Tuesday, December 25, 2012

Model trains bring back Christmas memories

From Courier-Post: Model trains bring back Christmas memories
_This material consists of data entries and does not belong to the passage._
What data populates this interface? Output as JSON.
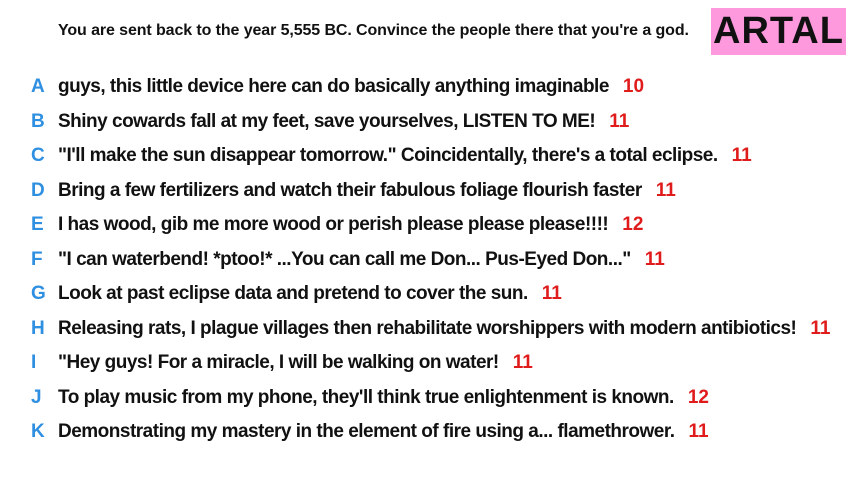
{
  "prompt": "You are sent back to the year 5,555 BC. Convince the people there that you're a god.",
  "badge": "ARTAL",
  "colors": {
    "letter": "#2f8fe0",
    "score": "#e01b1b",
    "badge_bg": "#ff99dd",
    "text": "#111111"
  },
  "answers": [
    {
      "letter": "A",
      "text": "guys, this little device here can do basically anything imaginable",
      "score": "10"
    },
    {
      "letter": "B",
      "text": "Shiny cowards fall at my feet, save yourselves, LISTEN TO ME!",
      "score": "11"
    },
    {
      "letter": "C",
      "text": "\"I'll make the sun disappear tomorrow.\" Coincidentally, there's a total eclipse.",
      "score": "11"
    },
    {
      "letter": "D",
      "text": "Bring a few fertilizers and watch their fabulous foliage flourish faster",
      "score": "11"
    },
    {
      "letter": "E",
      "text": "I has wood, gib me more wood or perish please please please!!!!",
      "score": "12"
    },
    {
      "letter": "F",
      "text": "\"I can waterbend! *ptoo!* ...You can call me Don... Pus-Eyed Don...\"",
      "score": "11"
    },
    {
      "letter": "G",
      "text": "Look at past eclipse data and pretend to cover the sun.",
      "score": "11"
    },
    {
      "letter": "H",
      "text": "Releasing rats, I plague villages then rehabilitate worshippers with modern antibiotics!",
      "score": "11"
    },
    {
      "letter": "I",
      "text": "\"Hey guys! For a miracle, I will be walking on water!",
      "score": "11"
    },
    {
      "letter": "J",
      "text": "To play music from my phone, they'll think true enlightenment is known.",
      "score": "12"
    },
    {
      "letter": "K",
      "text": "Demonstrating my mastery in the element of fire using a... flamethrower.",
      "score": "11"
    }
  ]
}
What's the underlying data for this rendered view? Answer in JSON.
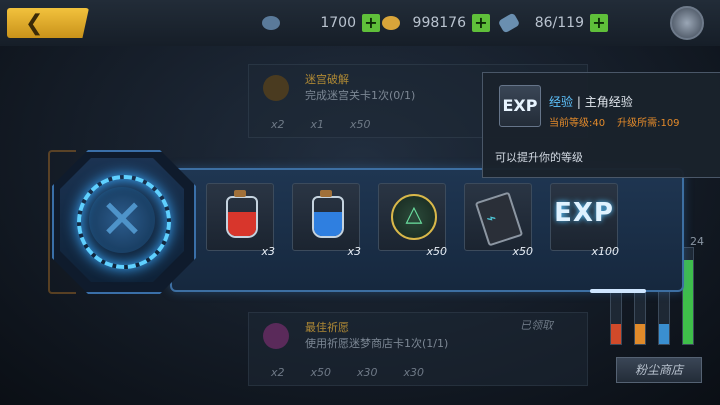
{
  "resources": {
    "stamina": "1700",
    "gold": "998176",
    "tickets": "86/119"
  },
  "quests": [
    {
      "title": "迷宫破解",
      "desc": "完成迷宫关卡1次(0/1)",
      "rewards": [
        "x2",
        "x1",
        "x50"
      ]
    },
    {
      "title": "最佳祈愿",
      "desc": "使用祈愿迷梦商店卡1次(1/1)",
      "rewards": [
        "x2",
        "x50",
        "x30",
        "x30"
      ],
      "status": "已领取"
    }
  ],
  "side_numbers": {
    "top": "24"
  },
  "shop_button": "粉尘商店",
  "rewards": [
    {
      "icon": "red-potion-icon",
      "qty": "x3",
      "color": "#d8362c"
    },
    {
      "icon": "blue-potion-icon",
      "qty": "x3",
      "color": "#2f7fe0"
    },
    {
      "icon": "emblem-token-icon",
      "qty": "x50"
    },
    {
      "icon": "chip-card-icon",
      "qty": "x50"
    },
    {
      "icon": "exp-icon",
      "qty": "x100",
      "label": "EXP"
    }
  ],
  "tooltip": {
    "icon_label": "EXP",
    "category": "经验",
    "separator": " | ",
    "name": "主角经验",
    "current_level": "当前等级:40",
    "required": "升级所需:109",
    "description": "可以提升你的等级"
  }
}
When Rich Drobil was a little boy in the 1950s, Santa Claus labored through the night to set up a Christmas tree amid a working model train set on a large platform in his living room.
The joy he felt at the sight never left the Glassboro resident.
“I couldn’t wait for those sounds and the smell of smoke from the Lionel steam engine running around the tree each year,” recalled Drobil, now a 61-year-old model train enthusiast who works for Camden County College’s information technology department.
“It wasn’t until years later that I discovered that the layout platform lived behind all the shelving of my father’s workbench in the basement til Christmas Eve,” he added. “After I was in bed, my mother and father would drag it up from the cellar and spend the entire evening placing the houses, wiring the tracks, testing everything, (and) then putting up the tree with lights, tinsel and the other hanging decorations.”
For many children of a certain generation, Christmas and trains go together like a pair of rails. Though the tradition faded for a time, it has seen a resurgence in recent years as technology has improved and as grandparents introduce their childhood hobby to a new set of fans.
Beloved children’s classics like The Polar Express, the Harry Potter series and Thomas the Tank Engine have also revived interest in trains, said Conrad Daniel, owner of the Toy Train Emporium in Cherry Hill. The store is packed floor to ceiling with trains and their accessories, both new and old.
“There’s something about trains and Christmas,” said Daniel, who has been in business for 16 years. “It may have something to do with the fact that, back in the day, trains were a little pricey. It was something you got for Christmas.”
Indeed, model train makers like Lionel offer holiday-themed trains and accessories — there’s even a blue-and-white Hanukkah train.
But the association between model trains and the holidays may stretch back even further to the 18th century, said Drobil, a member of the Strasburg Model Railroad Club of South Jersey. Back then, homes would feature a miniature village under their Christmas trees.


No comments:

Post a Comment